The investigation marks another attempt to hold the fossil fuel industry accountable for downplaying the damage their products are doing to the planet. California to investigate whether companies have misled consumers into thinking that recycling keeps plastic out of landfills and ecosystems – and whether they have broken any laws in the process.
The reality is that the vast majority of plastic — more than 90 percent of all the plastic ever made – is never recycled.
“Enough is enough,” Bonta said in a… press release† “For more than half a century, the plastics industry has waged an aggressive campaign to mislead the public, perpetuating the myth that recycling can solve the plastic crisis.”
Plastic is actually difficult to recycle (more so than some other materials) and degrades every time it is reprocessed. That is one of the reasons why your plastic bottle is unlikely to become another bottle. If reused, it is more likely to end up as fibers in carpet, which does not require such a high-quality plastic. And it often costs more to recycle plastic than to throw it away, incinerate – or just make more new plastic.
Plastic manufacturers anticipated these issues with their products decades ago, according to a 2020 study by NPR and PBS frontline, but promoted recycling as a viable solution to plastic waste anyway. “There is serious doubt that” [recycling plastic] may someday be made viable on an economic basis,” the news outlets quoted an industry insider in a 1974 speech.
The popularity of plastic has increased enormously in recent decades. The world today produces about 200 times more plastic than it did in the 1950s. California’s Inquiry Will Investigate”role of companies in perpetuating recycling myths and the extent to which this deception is still ongoingand determine whether their actions violate the law.
The state has issued its first subpoena against ExxonMobil, one of the world’s largest plastic producers. In an email to The edge, Julie King, ExxonMobil operations media manager, called Bonta’s statements “undeserved allegations” that “distract from the important collaborative work underway to improve waste management and improve circularity.”

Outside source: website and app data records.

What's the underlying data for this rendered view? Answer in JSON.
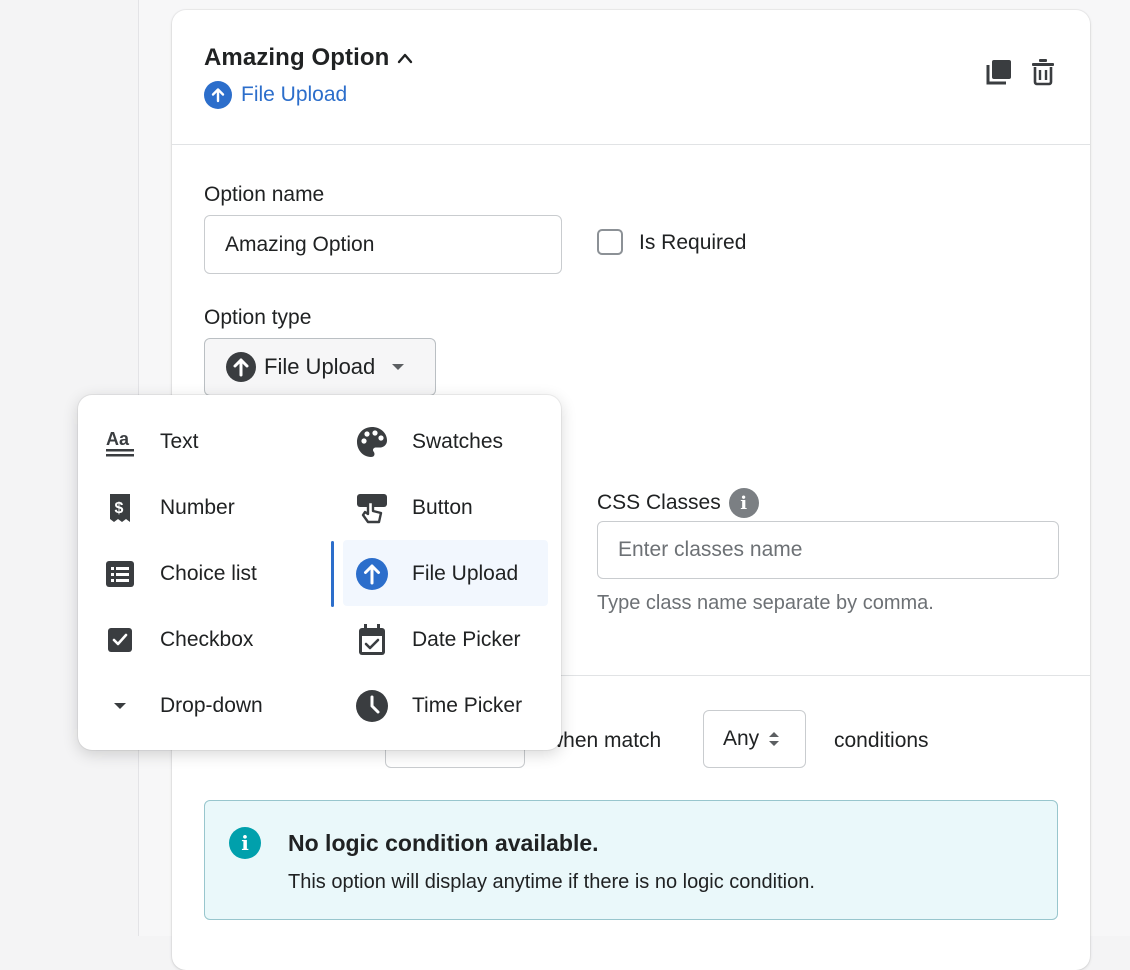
{
  "option": {
    "title": "Amazing Option",
    "title_chevron": "^",
    "type_label": "File Upload"
  },
  "form": {
    "option_name_label": "Option name",
    "option_name_value": "Amazing Option",
    "is_required_label": "Is Required",
    "option_type_label": "Option type",
    "option_type_value": "File Upload",
    "css_classes_label": "CSS Classes",
    "css_classes_placeholder": "Enter classes name",
    "css_classes_help": "Type class name separate by comma."
  },
  "logic": {
    "when_match_text": "when match",
    "match_value": "Any",
    "conditions_text": "conditions"
  },
  "banner": {
    "title": "No logic condition available.",
    "body": "This option will display anytime if there is no logic condition."
  },
  "menu": {
    "left": [
      {
        "label": "Text",
        "icon": "text-format-icon"
      },
      {
        "label": "Number",
        "icon": "receipt-dollar-icon"
      },
      {
        "label": "Choice list",
        "icon": "list-icon"
      },
      {
        "label": "Checkbox",
        "icon": "checkbox-icon"
      },
      {
        "label": "Drop-down",
        "icon": "caret-down-icon"
      }
    ],
    "right": [
      {
        "label": "Swatches",
        "icon": "palette-icon"
      },
      {
        "label": "Button",
        "icon": "button-click-icon"
      },
      {
        "label": "File Upload",
        "icon": "upload-icon",
        "selected": true
      },
      {
        "label": "Date Picker",
        "icon": "calendar-check-icon"
      },
      {
        "label": "Time Picker",
        "icon": "clock-icon"
      }
    ]
  },
  "colors": {
    "accent": "#2c6ecb",
    "info": "#00a0ac",
    "banner_bg": "#eaf8fa"
  }
}
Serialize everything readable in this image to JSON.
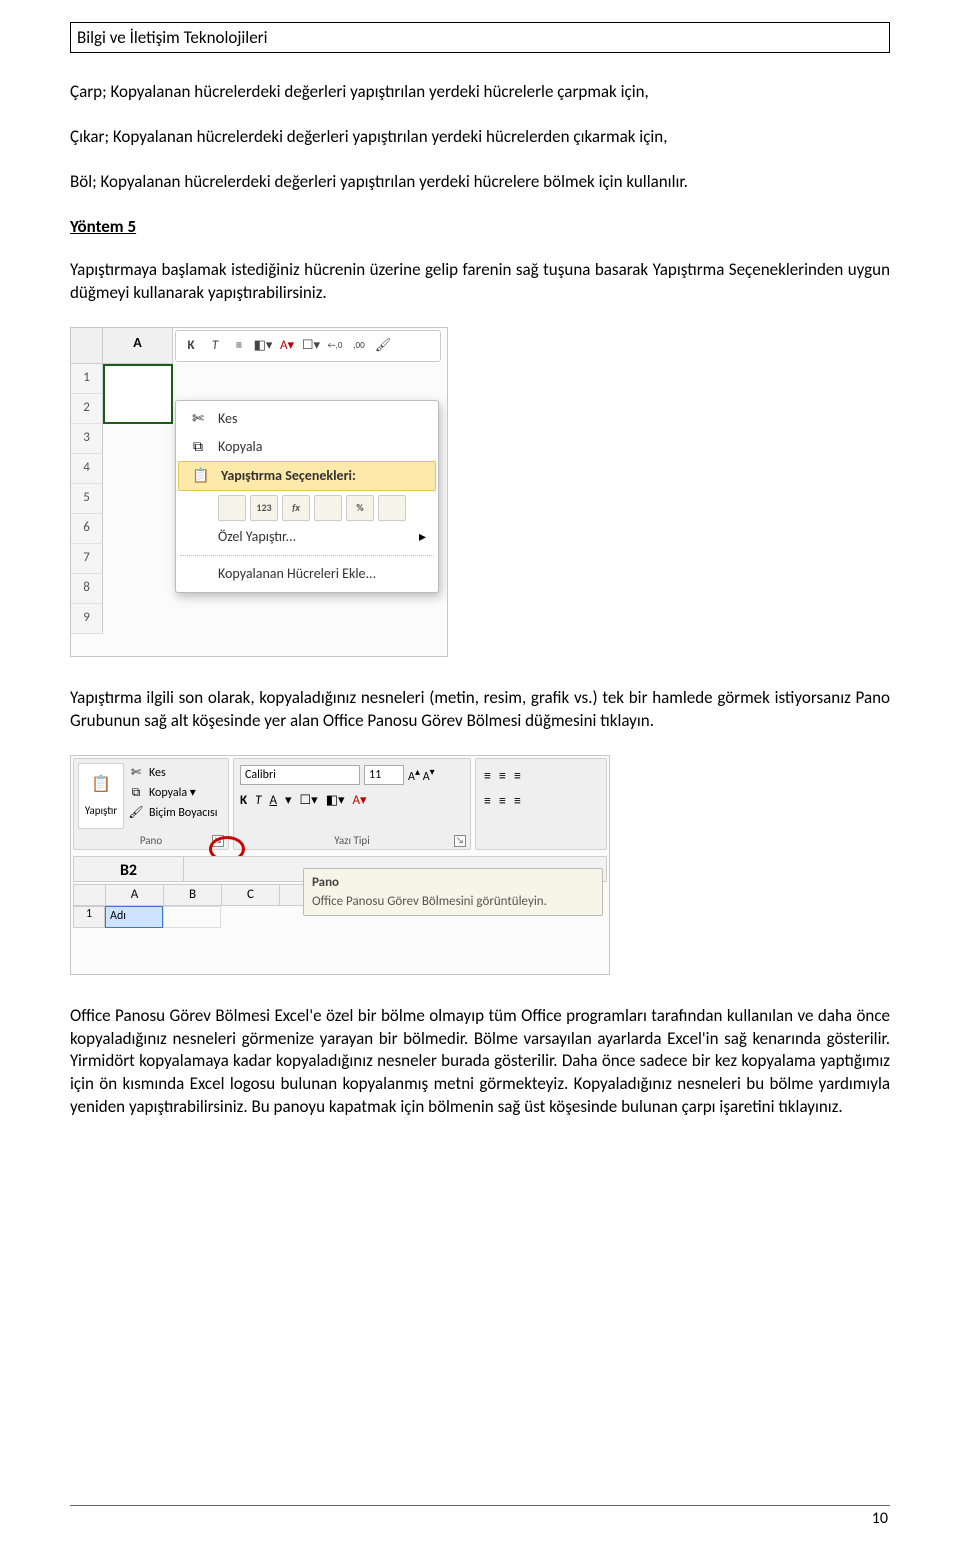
{
  "header": {
    "title": "Bilgi ve İletişim Teknolojileri"
  },
  "para1": "Çarp; Kopyalanan hücrelerdeki değerleri yapıştırılan yerdeki hücrelerle çarpmak için,",
  "para2": "Çıkar; Kopyalanan hücrelerdeki değerleri yapıştırılan yerdeki hücrelerden çıkarmak için,",
  "para3": "Böl; Kopyalanan hücrelerdeki değerleri yapıştırılan yerdeki hücrelere bölmek için kullanılır.",
  "yontem5": "Yöntem 5",
  "para4": "Yapıştırmaya başlamak istediğiniz hücrenin üzerine gelip farenin sağ tuşuna basarak Yapıştırma Seçeneklerinden uygun düğmeyi kullanarak yapıştırabilirsiniz.",
  "fig1": {
    "namebox": "",
    "col_a": "A",
    "rows": [
      "1",
      "2",
      "3",
      "4",
      "5",
      "6",
      "7",
      "8",
      "9"
    ],
    "mini_toolbar": {
      "bold": "K",
      "italic": "T",
      "a_letter": "A",
      "inc_dec1": "←,0",
      "inc_dec2": ",00"
    },
    "menu": {
      "kes": "Kes",
      "kopyala": "Kopyala",
      "paste_title": "Yapıştırma Seçenekleri:",
      "paste_btns": [
        "",
        "123",
        "fx",
        "",
        "%",
        ""
      ],
      "ozel": "Özel Yapıştır...",
      "kopya_ekle": "Kopyalanan Hücreleri Ekle..."
    }
  },
  "para5": "Yapıştırma ilgili son olarak, kopyaladığınız nesneleri (metin, resim, grafik vs.) tek bir hamlede görmek istiyorsanız Pano Grubunun sağ alt köşesinde yer alan Office Panosu Görev Bölmesi düğmesini tıklayın.",
  "fig2": {
    "groups": {
      "pano": "Pano",
      "font": "Yazı Tipi"
    },
    "yapistir": "Yapıştır",
    "kes": "Kes",
    "kopyala": "Kopyala ▾",
    "bicim": "Biçim Boyacısı",
    "font_name": "Calibri",
    "font_size": "11",
    "font_btns": {
      "bold": "K",
      "italic": "T",
      "underline": "A"
    },
    "cell_ref": "B2",
    "cols": [
      "",
      "A",
      "B",
      "C"
    ],
    "row1_num": "1",
    "adi": "Adı",
    "tooltip_title": "Pano",
    "tooltip_text": "Office Panosu Görev Bölmesini görüntüleyin."
  },
  "para6": "Office Panosu Görev Bölmesi Excel'e özel bir bölme olmayıp tüm Office programları tarafından kullanılan ve daha önce kopyaladığınız nesneleri görmenize yarayan bir bölmedir. Bölme varsayılan ayarlarda Excel'in sağ kenarında gösterilir. Yirmidört kopyalamaya kadar kopyaladığınız nesneler burada gösterilir. Daha önce sadece bir kez kopyalama yaptığımız için ön kısmında Excel logosu bulunan kopyalanmış metni görmekteyiz. Kopyaladığınız nesneleri bu bölme yardımıyla yeniden yapıştırabilirsiniz. Bu panoyu kapatmak için bölmenin sağ üst köşesinde bulunan çarpı işaretini tıklayınız.",
  "page_number": "10"
}
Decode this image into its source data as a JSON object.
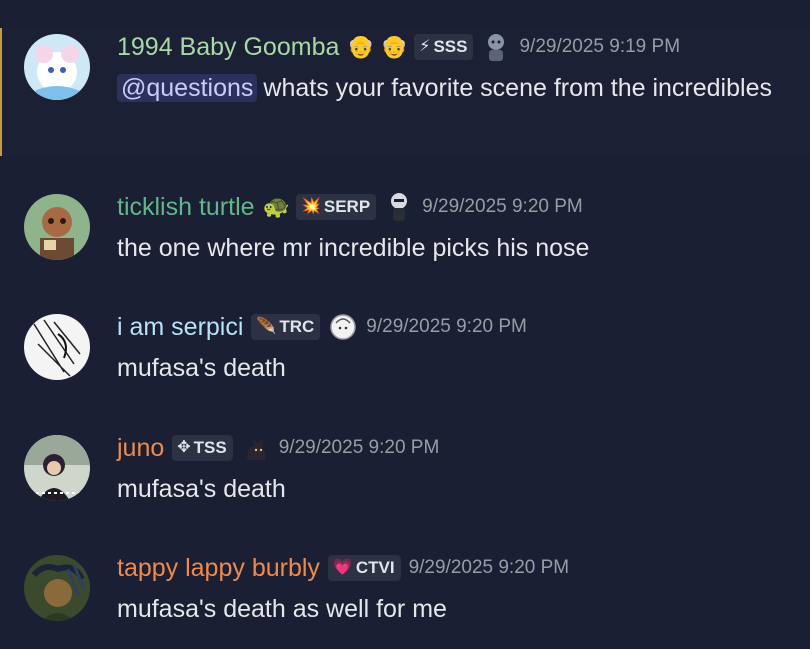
{
  "messages": [
    {
      "username": "1994 Baby Goomba",
      "name_color": "#a7d9a4",
      "emojis": [
        "👴",
        "👴"
      ],
      "tag": {
        "icon": "⚡",
        "label": "SSS"
      },
      "timestamp": "9/29/2025 9:19 PM",
      "mention": "@questions",
      "text": "whats your favorite scene from the incredibles"
    },
    {
      "username": "ticklish turtle",
      "name_color": "#5fb88a",
      "emojis": [
        "🐢"
      ],
      "tag": {
        "icon": "💥",
        "label": "SERP"
      },
      "timestamp": "9/29/2025 9:20 PM",
      "text": "the one where mr incredible picks his nose"
    },
    {
      "username": "i am serpici",
      "name_color": "#b8e2f5",
      "tag": {
        "icon": "🪶",
        "label": "TRC"
      },
      "timestamp": "9/29/2025 9:20 PM",
      "text": "mufasa's death"
    },
    {
      "username": "juno",
      "name_color": "#f08a4b",
      "tag": {
        "icon": "✥",
        "label": "TSS"
      },
      "timestamp": "9/29/2025 9:20 PM",
      "text": "mufasa's death"
    },
    {
      "username": "tappy lappy burbly",
      "name_color": "#f08a4b",
      "tag": {
        "icon": "💗",
        "label": "CTVI"
      },
      "timestamp": "9/29/2025 9:20 PM",
      "text": "mufasa's death as well for me"
    }
  ]
}
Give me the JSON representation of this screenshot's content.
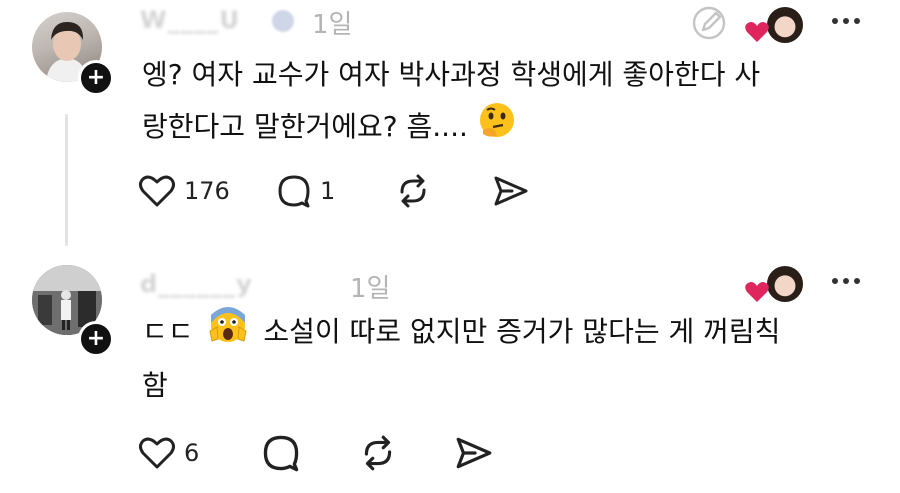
{
  "comments": [
    {
      "username": "W____U",
      "time": "1일",
      "text_line1": "엥? 여자 교수가 여자 박사과정 학생에게 좋아한다  사",
      "text_line2": "랑한다고 말한거에요? 흠....",
      "emoji": "thinking-face",
      "likes": "176",
      "replies": "1"
    },
    {
      "username": "d______y",
      "time": "1일",
      "text_line1_prefix": "ㄷㄷ",
      "emoji": "screaming-face",
      "text_line1": "소설이 따로 없지만 증거가 많다는 게 꺼림칙",
      "text_line2": "함",
      "likes": "6"
    }
  ],
  "colors": {
    "heart": "#e0245e",
    "text": "#111111",
    "muted": "#b4b4b4"
  },
  "icons": [
    "plus-icon",
    "edit-icon",
    "heart-icon",
    "more-icon",
    "like-icon",
    "reply-icon",
    "repost-icon",
    "share-icon"
  ]
}
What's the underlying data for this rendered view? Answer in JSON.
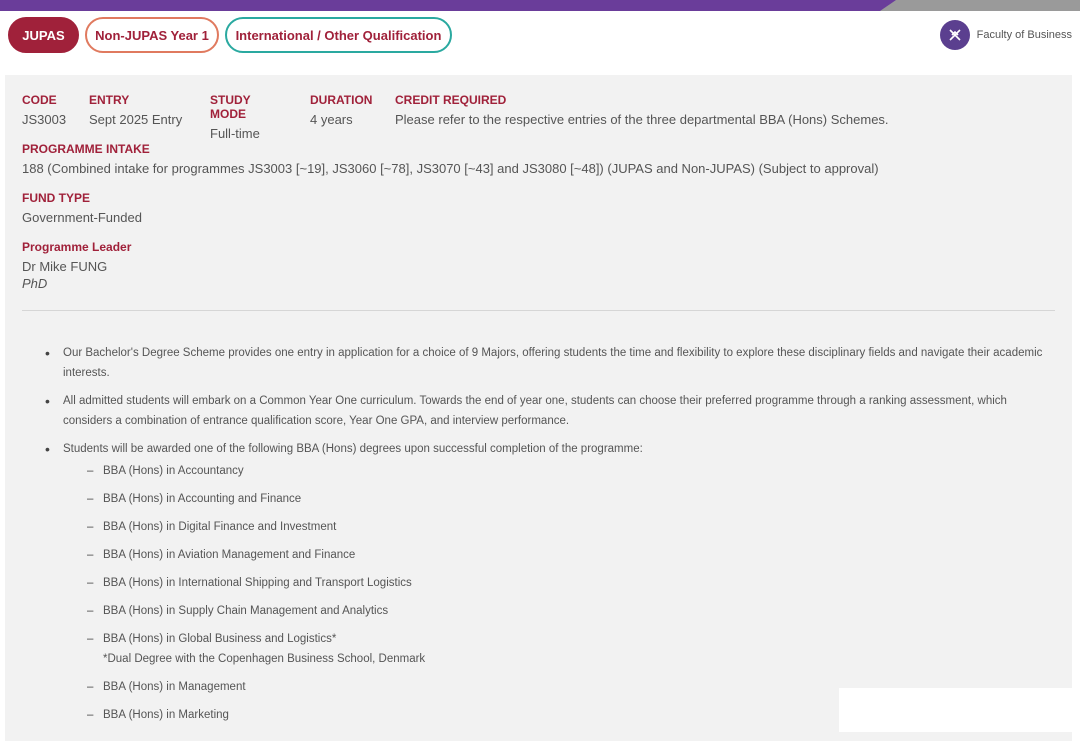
{
  "tabs": {
    "jupas": "JUPAS",
    "non_jupas": "Non-JUPAS Year 1",
    "international": "International / Other Qualification"
  },
  "faculty": {
    "name": "Faculty of Business",
    "icon": "faculty-logo-icon"
  },
  "meta": {
    "code_label": "CODE",
    "code": "JS3003",
    "entry_label": "ENTRY",
    "entry": "Sept 2025 Entry",
    "mode_label": "STUDY MODE",
    "mode": "Full-time",
    "duration_label": "DURATION",
    "duration": "4 years",
    "credit_label": "CREDIT REQUIRED",
    "credit": "Please refer to the respective entries of the three departmental BBA (Hons) Schemes."
  },
  "intake": {
    "label": "PROGRAMME INTAKE",
    "value": "188 (Combined intake for programmes JS3003 [~19], JS3060 [~78], JS3070 [~43] and JS3080 [~48]) (JUPAS and Non-JUPAS) (Subject to approval)"
  },
  "fund": {
    "label": "FUND TYPE",
    "value": "Government-Funded"
  },
  "leader": {
    "label": "Programme Leader",
    "name": "Dr Mike FUNG",
    "title": "PhD"
  },
  "bullets": {
    "b1": "Our Bachelor's Degree Scheme provides one entry in application for a choice of 9 Majors, offering students the time and flexibility to explore these disciplinary fields and navigate their academic interests.",
    "b2": "All admitted students will embark on a Common Year One curriculum. Towards the end of year one, students can choose their preferred programme through a ranking assessment, which considers a combination of entrance qualification score, Year One GPA, and interview performance.",
    "b3": "Students will be awarded one of the following BBA (Hons) degrees upon successful completion of the programme:"
  },
  "degrees": [
    "BBA (Hons) in Accountancy",
    "BBA (Hons) in Accounting and Finance",
    "BBA (Hons) in Digital Finance and Investment",
    "BBA (Hons) in Aviation Management and Finance",
    "BBA (Hons) in International Shipping and Transport Logistics",
    "BBA (Hons) in Supply Chain Management and Analytics",
    "BBA (Hons) in Global Business and Logistics*",
    "BBA (Hons) in Management",
    "BBA (Hons) in Marketing"
  ],
  "degree_note": "*Dual Degree with the Copenhagen Business School, Denmark"
}
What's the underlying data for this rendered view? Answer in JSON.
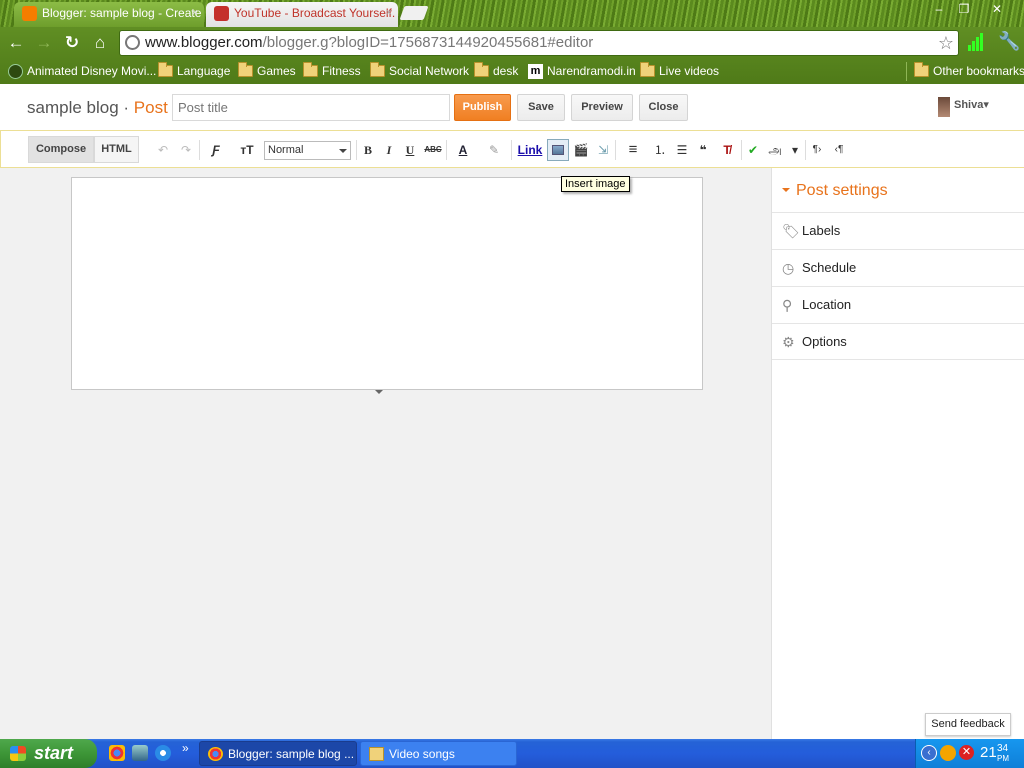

Despite decades of plastic recycling failure, many companies are still trying to sell consumers products that they say are more sustainable because they use recycled or “recyclable” plastic.
Take In The “Ocean Plastic Mouse” Microsoft Released Last Year collaboration with Saudi Aramco (an oil company) subsidiary Saudi Basic Industries Corporation. About 20 percent of the mouse’s shell is recycled plastic. But all the benefits of using so much recycled content can be negated if the company sells 20 percent more products. In addition, a hot recycled plastics market can keep the virgin plastics market strong, as lower quality recycled plastics are usually reinforced with virgin plastic. Recycling simply cannot make our plastic addiction sustainable.
If companies like ExxonMobil knew (like Exxon knew early that fossil fuels would trigger a climate crisis) and decided to use that misinformation to lure customers anyway, California could ultimately hold them accountable. Comparable lawsuits still find their way through the court.